*Problem description*. Would you write out the full listing exactly, without any pictures?

--------------------------------------------------

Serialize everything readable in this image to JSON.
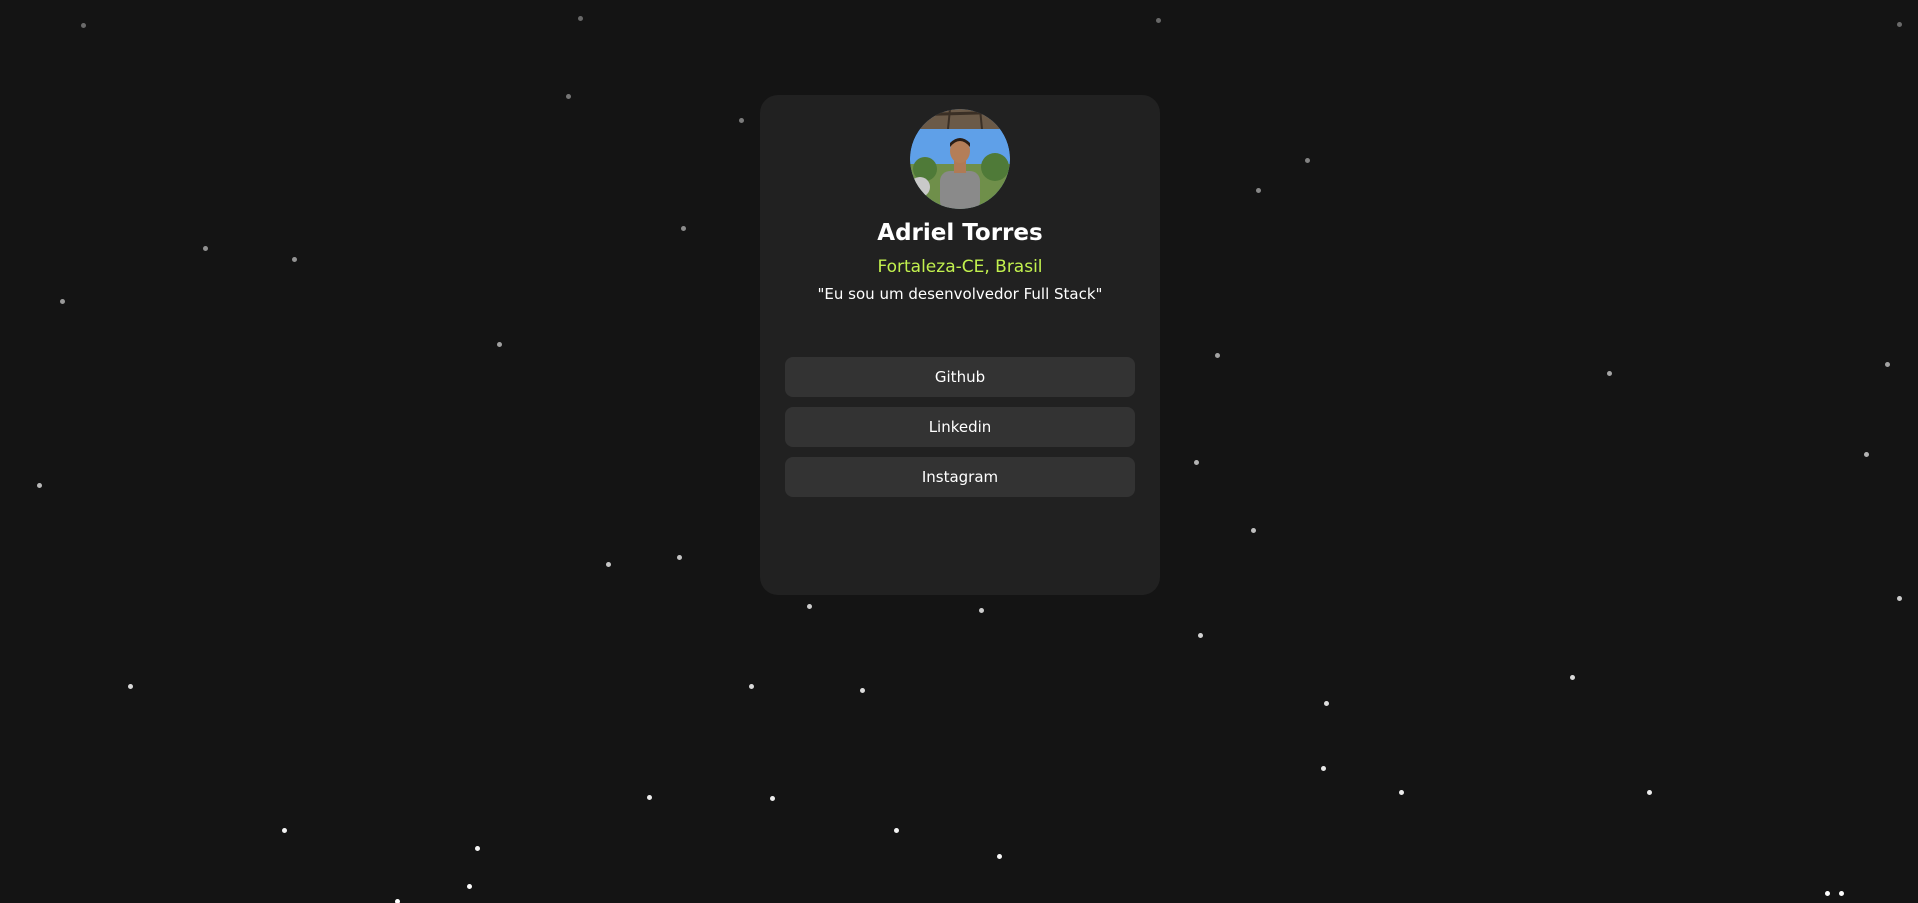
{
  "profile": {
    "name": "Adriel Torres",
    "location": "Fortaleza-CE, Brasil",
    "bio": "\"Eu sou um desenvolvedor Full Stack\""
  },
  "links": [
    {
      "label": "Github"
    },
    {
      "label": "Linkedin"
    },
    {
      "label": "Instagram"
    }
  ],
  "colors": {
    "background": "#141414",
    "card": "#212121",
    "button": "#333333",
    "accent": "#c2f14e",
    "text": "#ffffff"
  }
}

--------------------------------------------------

*Response area*.
Serialize everything readable in this image to JSON.
{
  "profile": {
    "name": "Adriel Torres",
    "location": "Fortaleza-CE, Brasil",
    "bio": "\"Eu sou um desenvolvedor Full Stack\""
  },
  "links": [
    {
      "label": "Github"
    },
    {
      "label": "Linkedin"
    },
    {
      "label": "Instagram"
    }
  ],
  "colors": {
    "background": "#141414",
    "card": "#212121",
    "button": "#333333",
    "accent": "#c2f14e",
    "text": "#ffffff"
  }
}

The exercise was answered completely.